Edible herbs that flow over the edges of a tower garden, such as Greek oregano or trailing rosemary, provide energy for honeybees and bumblebee queens. Varieties of nasturtiums that have nectar spurs at the back spill out of vertical gardens beautifully and nourish bees and hummingbirds.
Some of the best climbing/trailing food vines for bees are scarlet runner beans, perennial sweet peas, and adorable mouse melon with tiny watermelon-like fruit. And thyme and wild strawberry plants tucked into pocket gardens provide a life-saving pit stop for tiny bees that cannot travel long distances to find nectar and pollen.
Bees need blooms, so when pruning your plants or snipping your supper, be sure to leave some flowers for famished foragers.
Wondering which way to go with your plantings? These planting palettes are sure to please.
With the exception of basil, these tasty, health-boosting herbs are all perennial in warmer climes or when given adequate protection through the winter—and are excellent bee plants too.
Plant many colours of kale, chard, and lettuce—from green to red to purple—along with zippy chives, radishes, sorrel, and more.

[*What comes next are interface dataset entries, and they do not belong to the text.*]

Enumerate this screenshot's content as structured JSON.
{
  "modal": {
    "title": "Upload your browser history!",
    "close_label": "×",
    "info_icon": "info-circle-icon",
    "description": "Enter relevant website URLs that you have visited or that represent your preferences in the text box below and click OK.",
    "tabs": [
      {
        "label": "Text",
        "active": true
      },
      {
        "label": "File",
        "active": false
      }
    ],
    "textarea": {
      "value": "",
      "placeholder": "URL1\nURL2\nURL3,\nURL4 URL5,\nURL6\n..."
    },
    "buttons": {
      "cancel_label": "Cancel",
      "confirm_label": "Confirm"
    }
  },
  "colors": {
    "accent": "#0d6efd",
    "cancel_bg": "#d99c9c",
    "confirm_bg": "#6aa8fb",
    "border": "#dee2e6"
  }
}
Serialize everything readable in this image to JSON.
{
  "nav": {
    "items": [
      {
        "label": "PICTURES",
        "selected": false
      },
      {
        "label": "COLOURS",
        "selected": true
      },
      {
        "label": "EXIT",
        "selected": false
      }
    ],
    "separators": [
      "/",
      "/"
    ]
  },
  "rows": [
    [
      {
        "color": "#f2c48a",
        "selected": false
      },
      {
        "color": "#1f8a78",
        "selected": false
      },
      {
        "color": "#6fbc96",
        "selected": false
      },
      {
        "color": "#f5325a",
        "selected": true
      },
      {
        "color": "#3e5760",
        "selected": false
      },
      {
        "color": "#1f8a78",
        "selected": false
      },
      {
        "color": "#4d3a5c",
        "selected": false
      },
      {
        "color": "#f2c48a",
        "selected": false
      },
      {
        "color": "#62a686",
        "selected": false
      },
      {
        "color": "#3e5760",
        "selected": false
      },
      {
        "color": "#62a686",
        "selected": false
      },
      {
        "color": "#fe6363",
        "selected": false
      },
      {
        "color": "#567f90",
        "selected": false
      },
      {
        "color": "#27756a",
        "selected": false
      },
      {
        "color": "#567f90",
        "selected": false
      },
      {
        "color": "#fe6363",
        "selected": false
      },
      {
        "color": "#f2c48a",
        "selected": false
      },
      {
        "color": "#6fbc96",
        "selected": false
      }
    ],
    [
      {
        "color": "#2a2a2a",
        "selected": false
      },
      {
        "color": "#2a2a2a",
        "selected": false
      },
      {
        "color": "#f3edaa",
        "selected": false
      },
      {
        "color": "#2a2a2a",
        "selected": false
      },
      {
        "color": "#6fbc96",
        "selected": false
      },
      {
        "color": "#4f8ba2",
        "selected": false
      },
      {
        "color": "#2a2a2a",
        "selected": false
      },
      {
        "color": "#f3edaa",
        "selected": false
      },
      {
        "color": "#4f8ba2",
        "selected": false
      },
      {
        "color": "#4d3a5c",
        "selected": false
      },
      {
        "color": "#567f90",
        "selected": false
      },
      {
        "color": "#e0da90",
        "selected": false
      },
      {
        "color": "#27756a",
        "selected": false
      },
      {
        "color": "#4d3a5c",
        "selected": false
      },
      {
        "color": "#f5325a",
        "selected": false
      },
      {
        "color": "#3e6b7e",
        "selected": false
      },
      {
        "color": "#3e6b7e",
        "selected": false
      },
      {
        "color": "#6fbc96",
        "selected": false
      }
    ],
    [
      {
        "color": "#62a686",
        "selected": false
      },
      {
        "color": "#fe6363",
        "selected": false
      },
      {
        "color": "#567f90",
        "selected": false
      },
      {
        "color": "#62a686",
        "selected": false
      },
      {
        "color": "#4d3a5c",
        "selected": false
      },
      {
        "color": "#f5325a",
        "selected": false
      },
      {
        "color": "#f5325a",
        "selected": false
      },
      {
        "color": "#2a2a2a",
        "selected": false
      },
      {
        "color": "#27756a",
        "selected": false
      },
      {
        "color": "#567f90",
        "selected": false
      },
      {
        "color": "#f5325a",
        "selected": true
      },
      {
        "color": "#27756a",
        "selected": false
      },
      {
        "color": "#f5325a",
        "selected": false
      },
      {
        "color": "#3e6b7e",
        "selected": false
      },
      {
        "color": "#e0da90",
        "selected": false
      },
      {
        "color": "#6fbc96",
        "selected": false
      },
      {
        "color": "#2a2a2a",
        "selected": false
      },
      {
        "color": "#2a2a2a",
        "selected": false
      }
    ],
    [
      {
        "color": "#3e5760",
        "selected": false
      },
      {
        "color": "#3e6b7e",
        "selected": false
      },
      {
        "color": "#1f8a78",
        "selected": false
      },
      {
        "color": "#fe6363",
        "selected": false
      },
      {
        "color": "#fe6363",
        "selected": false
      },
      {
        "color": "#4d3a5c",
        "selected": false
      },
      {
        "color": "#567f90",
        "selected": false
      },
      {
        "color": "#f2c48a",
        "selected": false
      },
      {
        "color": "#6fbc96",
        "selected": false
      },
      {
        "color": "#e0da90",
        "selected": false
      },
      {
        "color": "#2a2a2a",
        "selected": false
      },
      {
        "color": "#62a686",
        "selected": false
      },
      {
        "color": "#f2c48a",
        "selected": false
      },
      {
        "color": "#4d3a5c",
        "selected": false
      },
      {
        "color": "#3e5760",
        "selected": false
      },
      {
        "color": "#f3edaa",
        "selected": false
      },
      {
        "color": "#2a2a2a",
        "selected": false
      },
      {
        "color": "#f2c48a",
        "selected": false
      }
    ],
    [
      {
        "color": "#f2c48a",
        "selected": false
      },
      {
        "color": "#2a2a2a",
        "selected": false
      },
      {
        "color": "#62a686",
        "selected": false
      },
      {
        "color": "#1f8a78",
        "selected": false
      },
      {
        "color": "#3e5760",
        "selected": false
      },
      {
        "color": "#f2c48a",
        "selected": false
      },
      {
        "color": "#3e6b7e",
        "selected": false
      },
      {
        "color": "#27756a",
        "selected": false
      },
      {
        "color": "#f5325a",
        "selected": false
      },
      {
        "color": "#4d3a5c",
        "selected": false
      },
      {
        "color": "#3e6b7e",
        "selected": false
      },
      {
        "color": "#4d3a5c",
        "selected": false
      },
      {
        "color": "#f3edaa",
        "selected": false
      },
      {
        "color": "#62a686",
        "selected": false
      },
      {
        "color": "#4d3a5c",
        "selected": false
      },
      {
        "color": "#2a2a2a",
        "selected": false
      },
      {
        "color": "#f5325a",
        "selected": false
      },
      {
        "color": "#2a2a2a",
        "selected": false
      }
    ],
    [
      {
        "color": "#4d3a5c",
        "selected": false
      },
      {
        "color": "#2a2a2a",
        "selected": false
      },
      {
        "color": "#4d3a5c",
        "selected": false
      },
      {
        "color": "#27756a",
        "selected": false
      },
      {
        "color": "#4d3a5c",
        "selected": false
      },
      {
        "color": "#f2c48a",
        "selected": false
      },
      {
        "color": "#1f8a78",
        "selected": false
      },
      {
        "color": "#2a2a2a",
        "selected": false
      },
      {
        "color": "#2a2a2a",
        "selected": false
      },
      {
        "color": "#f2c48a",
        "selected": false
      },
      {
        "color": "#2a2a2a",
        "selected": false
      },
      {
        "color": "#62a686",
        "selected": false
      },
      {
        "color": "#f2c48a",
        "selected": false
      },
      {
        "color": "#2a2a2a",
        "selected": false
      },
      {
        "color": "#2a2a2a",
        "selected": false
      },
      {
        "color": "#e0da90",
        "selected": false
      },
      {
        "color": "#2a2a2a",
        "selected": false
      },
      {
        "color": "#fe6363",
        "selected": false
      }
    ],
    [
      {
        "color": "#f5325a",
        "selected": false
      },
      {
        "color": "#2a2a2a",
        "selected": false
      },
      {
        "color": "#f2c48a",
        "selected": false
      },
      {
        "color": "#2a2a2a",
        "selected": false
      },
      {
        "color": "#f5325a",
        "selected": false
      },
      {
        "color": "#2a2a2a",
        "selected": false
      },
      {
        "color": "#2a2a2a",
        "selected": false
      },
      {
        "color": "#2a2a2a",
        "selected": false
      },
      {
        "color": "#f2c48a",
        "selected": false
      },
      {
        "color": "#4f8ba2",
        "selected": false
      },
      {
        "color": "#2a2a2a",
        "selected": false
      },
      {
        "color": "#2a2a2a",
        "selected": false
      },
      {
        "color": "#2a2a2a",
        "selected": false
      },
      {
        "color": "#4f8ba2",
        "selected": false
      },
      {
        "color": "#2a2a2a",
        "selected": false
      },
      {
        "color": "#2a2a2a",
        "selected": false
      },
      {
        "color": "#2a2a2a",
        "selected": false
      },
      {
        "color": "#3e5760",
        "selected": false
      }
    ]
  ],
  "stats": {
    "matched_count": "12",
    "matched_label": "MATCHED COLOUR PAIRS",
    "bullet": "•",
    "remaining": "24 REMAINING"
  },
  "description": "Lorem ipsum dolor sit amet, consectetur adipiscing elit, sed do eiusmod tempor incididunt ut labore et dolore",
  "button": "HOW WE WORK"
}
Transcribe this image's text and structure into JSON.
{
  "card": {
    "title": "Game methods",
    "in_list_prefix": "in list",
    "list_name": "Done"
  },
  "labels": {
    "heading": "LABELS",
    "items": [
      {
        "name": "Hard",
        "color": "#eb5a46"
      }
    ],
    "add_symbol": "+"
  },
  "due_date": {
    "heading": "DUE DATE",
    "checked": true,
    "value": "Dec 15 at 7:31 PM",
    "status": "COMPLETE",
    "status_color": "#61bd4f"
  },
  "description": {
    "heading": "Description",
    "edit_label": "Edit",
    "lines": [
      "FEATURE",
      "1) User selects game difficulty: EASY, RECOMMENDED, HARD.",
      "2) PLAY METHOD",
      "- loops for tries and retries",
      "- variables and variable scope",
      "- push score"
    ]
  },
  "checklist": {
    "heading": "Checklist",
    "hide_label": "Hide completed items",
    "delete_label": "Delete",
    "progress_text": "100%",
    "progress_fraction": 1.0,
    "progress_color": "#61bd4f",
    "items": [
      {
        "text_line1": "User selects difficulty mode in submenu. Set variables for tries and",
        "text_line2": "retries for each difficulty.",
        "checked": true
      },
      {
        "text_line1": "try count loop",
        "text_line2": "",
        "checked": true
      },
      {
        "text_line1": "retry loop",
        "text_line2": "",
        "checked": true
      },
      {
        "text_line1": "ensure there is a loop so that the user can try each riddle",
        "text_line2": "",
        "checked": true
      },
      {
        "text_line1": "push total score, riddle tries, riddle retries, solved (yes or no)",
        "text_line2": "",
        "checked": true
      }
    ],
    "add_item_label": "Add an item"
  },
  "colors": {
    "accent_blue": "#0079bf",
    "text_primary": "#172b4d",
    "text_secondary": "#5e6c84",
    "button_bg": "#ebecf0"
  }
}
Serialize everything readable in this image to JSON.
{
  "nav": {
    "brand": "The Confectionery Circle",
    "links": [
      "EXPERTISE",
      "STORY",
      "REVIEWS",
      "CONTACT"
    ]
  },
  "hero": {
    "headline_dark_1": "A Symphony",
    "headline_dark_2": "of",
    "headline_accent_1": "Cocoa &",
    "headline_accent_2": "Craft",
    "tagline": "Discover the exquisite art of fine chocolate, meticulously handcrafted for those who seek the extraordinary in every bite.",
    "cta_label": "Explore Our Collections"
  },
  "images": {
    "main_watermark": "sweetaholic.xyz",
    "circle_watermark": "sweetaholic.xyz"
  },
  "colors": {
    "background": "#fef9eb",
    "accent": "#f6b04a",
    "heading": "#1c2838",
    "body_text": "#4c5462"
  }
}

Enjoy refreshing hot or cold tea made with lemony herbs or one of the many flavourful mints: apple, chocolate, ginger, peppermint, or spearmint. Grow borage for its bee-loved blossoms and freeze a few of its tiny blue flowers in ice cubes for a gorgeous garden brew.
Celebrate summer with the taste of sunshine.
Whether you’re growing lettuce, kale, chives, or chard, instead of yanking out a whole plant for salads or smoothies, simply snip some leaves. Taking no more than a third of the plant at once and allowing time for regrowth before harvesting again, you can gather greens from the same plants for months on end. Meanwhile, your living wall will remain lush looking and the trimming will discourage plants from becoming leggy and going to seed.
Are unwanted green guests digging into your vertical garden? Don’t panic! Get to know your weeds and you will find that some of these drop-ins are nature’s version of a free lunch. Chickweed, wild sorrel, and dandelion, for example, are three very nourishing common callers to any garden and can even look quite smart if trimmed regularly for adding to salads and smoothies.
“Minted Kale with Peas and Blue Cheese” recipe excerpted with permission from The Book of Kale & Friends: 14 Easy-to-Grow Superfoods, 130+ Recipes, by Sharon Hanna and Carol Pope (Douglas & McIntyre).